Lady MacBeth is partially responsible because she pushes MacBeth to commit the first murder, of the king of Scotland, Duncan. She belittles MacBeth, and says he is not a man. (Act 1, Scene 7, Lines 39-96) (“…Art thou afeard to be the same in thine own act and valour as thou art desire? Wouldst thou have that which thou esteem’st the ornament of life and live a coward in thine own esteem, letting “I dare not” wait upon “I would,” like the poor cat i’ th’ adage?…”) In questioning his manhood, Lady MacBeth pushes MacBeth to validate himself in his and her eyes. MacBeth always has the choice, but her actions certainly influence his ego.
The Weïrd Sisters play an enormous role in the downfall of MacBeth. They open the door to MacBeth’s downfall and give him a swift kick down the stairs, making sure that he hits every step by giving him distorted prophesies, toying with his mind, and telling him at the outset that he will be king.
Duncan does not have time to play more than a small part with regard to MacBeth’s downfall, since MacBeth kills Duncan shortly into the second act. But if Duncan had not so readily named MacBeth the Thane of Cawdor, and had he looked at the scene objectively, he might have seen that perhaps Banquo was the better candidate. But Duncan gives the position to MacBeth, and thus feeds MacBeth’s greed and ego.
The last aspect of MacBeth that renders it a Shakespearean tragedy is the use of poetic language, prose and verse. Prose, as a rule, is reserved for ordinary conversation and common folk, (Act 2, Scene 3, Lines 24-26) (“…Faith, sir, we were carousing till the second cock, and drink, sir, is a great provoker of three things…”) while verse is usually spoken by kings and other serious speakers.

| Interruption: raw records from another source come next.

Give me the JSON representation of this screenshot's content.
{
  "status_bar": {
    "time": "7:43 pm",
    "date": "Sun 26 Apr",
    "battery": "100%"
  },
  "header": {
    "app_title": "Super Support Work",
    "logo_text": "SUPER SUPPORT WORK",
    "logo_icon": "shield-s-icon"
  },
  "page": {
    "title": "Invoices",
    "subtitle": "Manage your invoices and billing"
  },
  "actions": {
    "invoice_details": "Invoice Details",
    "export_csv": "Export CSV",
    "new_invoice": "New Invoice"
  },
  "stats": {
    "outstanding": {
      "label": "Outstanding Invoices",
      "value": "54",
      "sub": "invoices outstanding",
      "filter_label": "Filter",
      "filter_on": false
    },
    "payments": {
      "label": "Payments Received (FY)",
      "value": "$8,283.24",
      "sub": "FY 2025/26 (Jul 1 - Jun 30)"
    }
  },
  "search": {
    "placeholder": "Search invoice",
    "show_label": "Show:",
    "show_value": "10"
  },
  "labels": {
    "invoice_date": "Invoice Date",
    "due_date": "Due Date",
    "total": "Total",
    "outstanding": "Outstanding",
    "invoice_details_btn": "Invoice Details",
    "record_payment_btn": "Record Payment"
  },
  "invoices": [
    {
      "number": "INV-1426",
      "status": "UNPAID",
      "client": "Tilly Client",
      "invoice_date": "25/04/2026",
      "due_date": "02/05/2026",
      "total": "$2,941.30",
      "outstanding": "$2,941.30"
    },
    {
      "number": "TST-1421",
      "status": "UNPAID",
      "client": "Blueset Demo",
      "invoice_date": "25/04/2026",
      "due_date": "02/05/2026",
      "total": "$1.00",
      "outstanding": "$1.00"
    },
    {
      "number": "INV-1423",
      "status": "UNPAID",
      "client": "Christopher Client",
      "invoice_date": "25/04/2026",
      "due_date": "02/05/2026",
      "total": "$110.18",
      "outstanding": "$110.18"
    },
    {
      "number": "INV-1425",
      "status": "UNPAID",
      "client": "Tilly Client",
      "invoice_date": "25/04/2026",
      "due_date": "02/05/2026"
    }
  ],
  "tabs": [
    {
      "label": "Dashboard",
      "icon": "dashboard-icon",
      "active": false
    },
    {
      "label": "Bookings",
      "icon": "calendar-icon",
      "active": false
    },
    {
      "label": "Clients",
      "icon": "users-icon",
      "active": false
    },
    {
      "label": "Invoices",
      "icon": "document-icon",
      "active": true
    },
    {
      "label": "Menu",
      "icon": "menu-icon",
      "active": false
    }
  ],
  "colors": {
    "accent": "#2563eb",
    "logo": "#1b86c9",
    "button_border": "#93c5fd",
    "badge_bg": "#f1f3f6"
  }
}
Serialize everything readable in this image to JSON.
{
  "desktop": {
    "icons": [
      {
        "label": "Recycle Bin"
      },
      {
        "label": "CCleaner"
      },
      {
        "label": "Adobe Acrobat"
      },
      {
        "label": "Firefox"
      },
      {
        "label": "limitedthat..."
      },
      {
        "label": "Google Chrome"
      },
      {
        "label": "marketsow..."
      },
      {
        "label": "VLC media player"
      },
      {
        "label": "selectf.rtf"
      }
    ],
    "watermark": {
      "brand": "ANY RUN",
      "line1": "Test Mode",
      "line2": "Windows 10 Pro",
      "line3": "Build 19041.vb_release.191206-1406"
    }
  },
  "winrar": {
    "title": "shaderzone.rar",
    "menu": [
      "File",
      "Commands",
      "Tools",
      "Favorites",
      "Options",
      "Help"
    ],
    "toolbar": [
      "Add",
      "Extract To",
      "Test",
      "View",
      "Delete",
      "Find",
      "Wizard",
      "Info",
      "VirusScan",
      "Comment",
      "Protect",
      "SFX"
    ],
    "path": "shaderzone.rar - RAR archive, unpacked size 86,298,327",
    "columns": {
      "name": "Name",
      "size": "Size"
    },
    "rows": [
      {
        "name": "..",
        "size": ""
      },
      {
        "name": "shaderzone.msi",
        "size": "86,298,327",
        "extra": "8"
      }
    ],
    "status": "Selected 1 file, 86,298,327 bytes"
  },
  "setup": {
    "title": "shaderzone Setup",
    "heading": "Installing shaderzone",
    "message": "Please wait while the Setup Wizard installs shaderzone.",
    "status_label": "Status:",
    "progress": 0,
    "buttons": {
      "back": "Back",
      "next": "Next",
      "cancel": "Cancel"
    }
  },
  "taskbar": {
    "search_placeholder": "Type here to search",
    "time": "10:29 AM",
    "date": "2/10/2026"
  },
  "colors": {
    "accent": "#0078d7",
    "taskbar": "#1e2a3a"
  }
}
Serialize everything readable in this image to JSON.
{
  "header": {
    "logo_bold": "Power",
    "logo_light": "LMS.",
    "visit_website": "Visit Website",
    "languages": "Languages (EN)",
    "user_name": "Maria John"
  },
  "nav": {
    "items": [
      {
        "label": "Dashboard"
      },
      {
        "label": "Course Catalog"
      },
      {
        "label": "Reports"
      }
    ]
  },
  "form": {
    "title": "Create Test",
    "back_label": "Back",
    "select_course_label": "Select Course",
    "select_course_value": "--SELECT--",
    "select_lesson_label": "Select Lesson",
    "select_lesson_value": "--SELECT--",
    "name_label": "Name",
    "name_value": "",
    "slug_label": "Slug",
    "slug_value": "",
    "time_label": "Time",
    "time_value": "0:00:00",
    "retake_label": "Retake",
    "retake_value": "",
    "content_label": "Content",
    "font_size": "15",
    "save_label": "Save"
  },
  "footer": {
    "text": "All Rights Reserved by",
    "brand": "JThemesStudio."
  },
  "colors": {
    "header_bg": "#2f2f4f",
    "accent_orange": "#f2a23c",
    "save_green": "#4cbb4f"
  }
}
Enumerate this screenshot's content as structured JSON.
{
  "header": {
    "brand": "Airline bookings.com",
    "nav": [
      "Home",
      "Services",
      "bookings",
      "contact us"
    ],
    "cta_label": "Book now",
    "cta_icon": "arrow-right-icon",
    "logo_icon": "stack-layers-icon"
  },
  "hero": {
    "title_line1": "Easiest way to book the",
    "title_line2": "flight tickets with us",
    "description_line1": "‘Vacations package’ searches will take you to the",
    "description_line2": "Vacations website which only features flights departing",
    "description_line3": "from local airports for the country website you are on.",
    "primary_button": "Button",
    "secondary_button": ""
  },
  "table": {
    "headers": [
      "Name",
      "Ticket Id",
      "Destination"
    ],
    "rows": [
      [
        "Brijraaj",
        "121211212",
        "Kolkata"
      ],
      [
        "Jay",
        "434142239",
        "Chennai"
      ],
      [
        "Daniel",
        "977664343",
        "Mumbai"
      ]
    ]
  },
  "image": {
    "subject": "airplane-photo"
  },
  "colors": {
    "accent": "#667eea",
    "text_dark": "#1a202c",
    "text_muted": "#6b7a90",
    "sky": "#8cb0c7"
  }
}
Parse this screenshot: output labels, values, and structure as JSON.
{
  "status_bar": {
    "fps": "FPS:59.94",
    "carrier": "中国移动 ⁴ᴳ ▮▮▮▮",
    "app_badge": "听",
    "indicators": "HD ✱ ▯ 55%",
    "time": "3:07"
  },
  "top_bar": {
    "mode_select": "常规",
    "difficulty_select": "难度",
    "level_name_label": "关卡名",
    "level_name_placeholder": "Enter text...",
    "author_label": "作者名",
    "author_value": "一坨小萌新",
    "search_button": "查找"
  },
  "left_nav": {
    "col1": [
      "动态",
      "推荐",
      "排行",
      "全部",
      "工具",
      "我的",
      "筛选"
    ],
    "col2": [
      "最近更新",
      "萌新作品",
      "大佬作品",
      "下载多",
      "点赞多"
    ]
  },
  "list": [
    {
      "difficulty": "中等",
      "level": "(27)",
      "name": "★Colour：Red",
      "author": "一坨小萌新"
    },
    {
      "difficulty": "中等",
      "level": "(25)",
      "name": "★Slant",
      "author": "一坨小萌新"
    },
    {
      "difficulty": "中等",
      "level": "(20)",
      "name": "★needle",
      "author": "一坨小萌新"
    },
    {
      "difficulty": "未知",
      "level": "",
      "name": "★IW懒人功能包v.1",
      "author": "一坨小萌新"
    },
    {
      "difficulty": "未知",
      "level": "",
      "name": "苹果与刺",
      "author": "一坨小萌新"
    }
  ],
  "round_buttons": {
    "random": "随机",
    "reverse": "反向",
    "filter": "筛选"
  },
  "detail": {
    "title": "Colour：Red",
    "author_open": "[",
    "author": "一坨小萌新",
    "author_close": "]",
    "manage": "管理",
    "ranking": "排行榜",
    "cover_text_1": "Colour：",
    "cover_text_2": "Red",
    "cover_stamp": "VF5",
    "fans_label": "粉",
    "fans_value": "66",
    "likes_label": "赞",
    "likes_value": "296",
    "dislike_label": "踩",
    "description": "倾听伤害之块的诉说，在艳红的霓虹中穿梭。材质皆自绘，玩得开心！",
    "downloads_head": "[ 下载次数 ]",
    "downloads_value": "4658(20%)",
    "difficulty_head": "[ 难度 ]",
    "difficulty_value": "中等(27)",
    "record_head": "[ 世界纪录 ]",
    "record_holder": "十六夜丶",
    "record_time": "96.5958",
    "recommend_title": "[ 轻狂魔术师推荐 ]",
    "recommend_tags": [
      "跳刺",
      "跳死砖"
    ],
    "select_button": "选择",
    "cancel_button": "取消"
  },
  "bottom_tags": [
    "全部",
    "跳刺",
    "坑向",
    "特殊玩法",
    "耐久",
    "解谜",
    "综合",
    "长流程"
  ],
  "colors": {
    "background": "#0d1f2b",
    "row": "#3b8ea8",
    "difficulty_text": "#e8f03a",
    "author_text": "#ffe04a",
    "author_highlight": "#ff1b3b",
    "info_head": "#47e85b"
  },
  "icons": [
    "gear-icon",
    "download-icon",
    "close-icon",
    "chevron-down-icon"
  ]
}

One specific character may use prose and verse, depending on the situation, their social status, and whom they are addressing.
This language aspect of tragedy is especially significant, because verse is used when something important is being or about to be relayed. Lady MacBeth’s famous line, “The raven himself is hoarse that croaks the fatal entrance of Duncan under my battlements” (Act 1, Scene 5, Lines 45-47) is an excellent example of verse because it relays an important message, and is delivered by someone of higher social status.
The Tragedy of MacBeth is a tragedy in many ways. Death often feels tragic, and the downfall of a human being can be a source of great despair. This play fits the criteria of a Shakespearean tragedy by having the plot move from good to bad, featuring a tragic hero and his hamartia, with the tragic hero being partially responsible for his own downfall, and demonstrating the use of poetic language. All these aspects of tragedy are apparent in Shakespeare’s play MacBeth, which leads to the conclusion that it is, indeed, a Shakespearean tragedy.